Robyn Hitchcock is cut from a cloth they simply don’t make anymore.
In the true spirit of the psychedelic era, which he was so influenced by (but wasn’t quite of age enough to participate in), Hitchcock blends irreverence with transcendence, spirituality with surrealism.
And while the theatre of the CCA makes for a pleasantly reverential setting, it nonetheless seems far too small to house a character so large.
Armed with a single acoustic guitar, Hitchcock launches straight into a glittering version of ‘Tonight’ from The Soft Boys’ Underwater Moonlight LP, and we in the audience are instantly reminded of why he is such a treasure.
‘My Wife And My Dead Wife’ – from his 80s period with The Egyptians – follows, packing all of his songwriting gifts into a four minute yarn about being haunted by the dearly departed spirit of one’s spouse (let’s see an artificial intelligence choose that as the topic for a song).
The evening’s setlist is a well-curated retrospective of a 40-year career encompassing Hitchcock’s early work with neo-psych outfit The Soft Boys, current collaborations with touring partner Emma Swift, and even an inspired cover of ‘October Song’ by Scotland’s own Incredible String Band.
The wispy alt-country he performs with Swift – his touring support act who offers gorgeous harmonic accompaniments on ‘Love Is A Drag’ and ‘Life Is Change’ – is less thrilling on the whole, but does provide a nice contrast to Hitchcock’s solo material.
There’s no risk of the audience drifting off, though: not least because Hitchcock regales us with non-sequiturs between every song, each one more uproarious than the last.

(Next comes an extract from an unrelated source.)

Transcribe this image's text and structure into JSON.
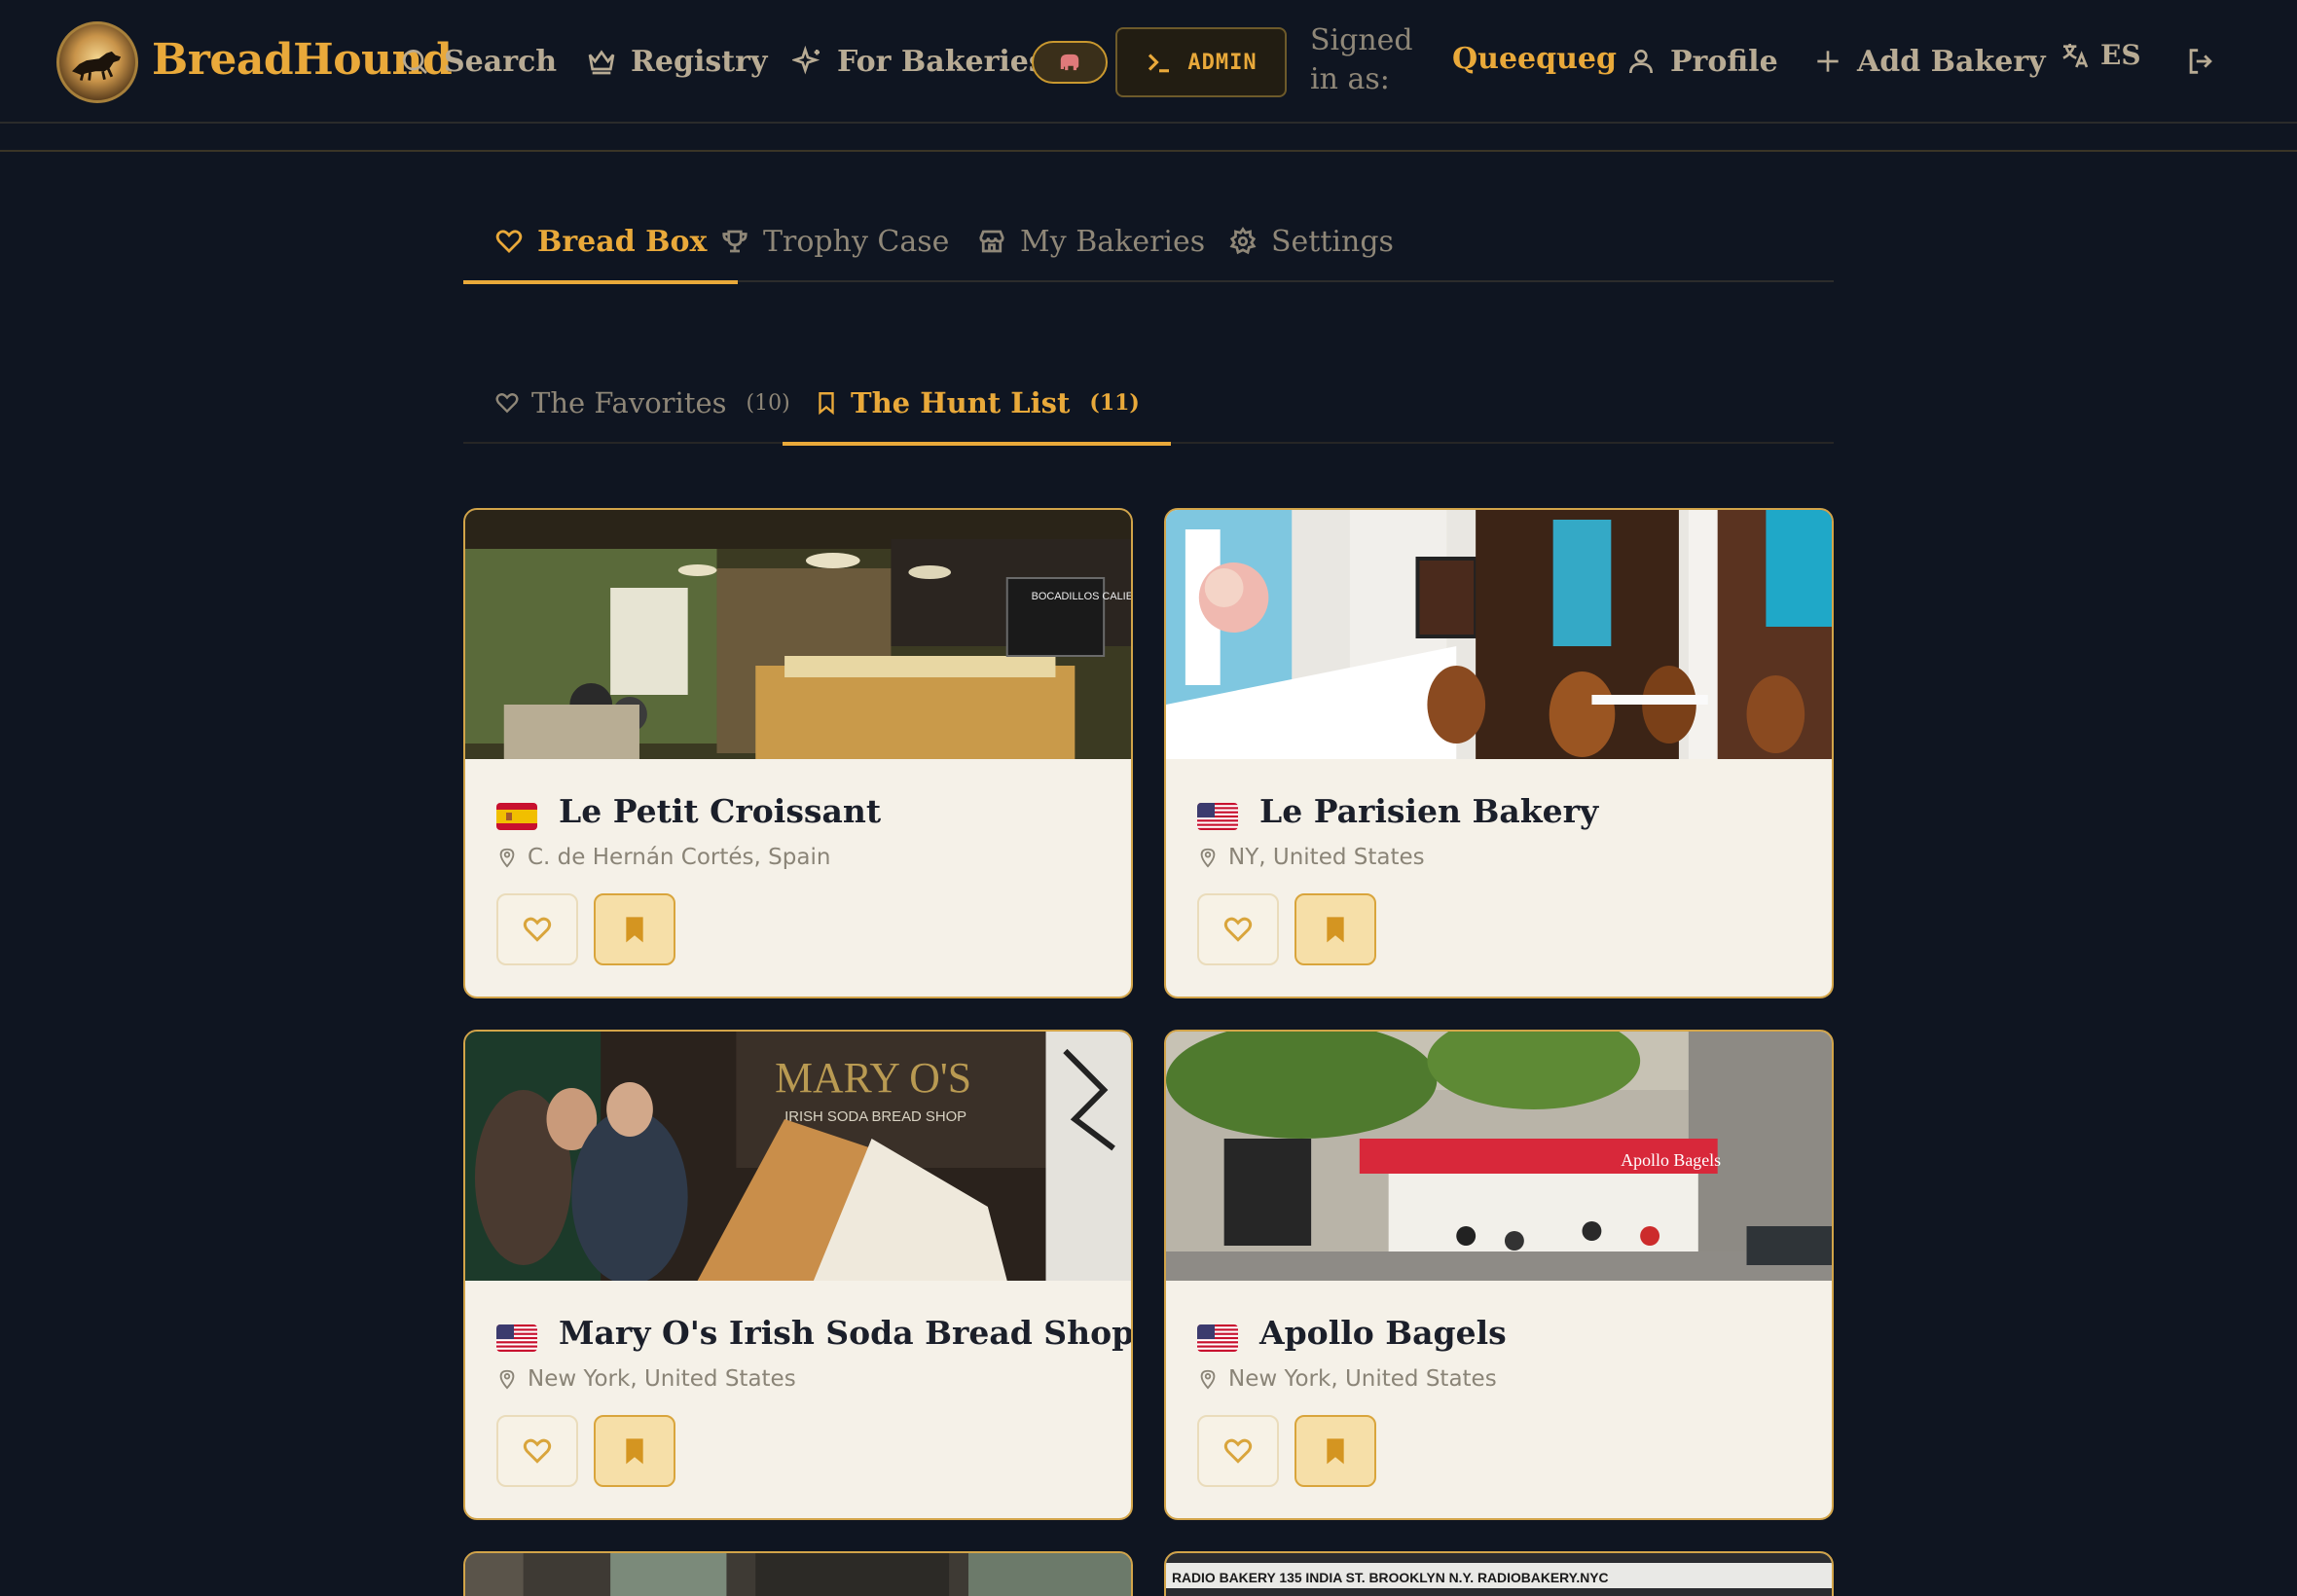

One particularly bizarre refrain involves a Belgian recluse named Marcel, sitting at home waiting on packages of Marmite from an estranged aunt in Venezuela to drop through the letterbox.
Not everyone’s laughing – you don’t meet Robyn Hitchcock halfway – but once you’re on his level, it all seems perfectly natural, and you can’t imagine the gig flowing any other way.
For every artist who’s ever let you down by phoning in a live performance in your hometown, let Robyn Hitchcock be presented as a palliative.
He’s someone who can’t help but adjust on reflex to the live context he finds himself in, feeding off the situation and adapting himself to it – a skill all too rare in the current climate, as grueling schedules and financial pressures push more and more touring musicians towards homogeneity and repetition.
The moment he leaves the stage, I find myself wishing he was back – if you’re not familiar with Robyn Hitchcock yet, make sure you catch him when he inevitably returns.
Words: Graham Neil Gillespie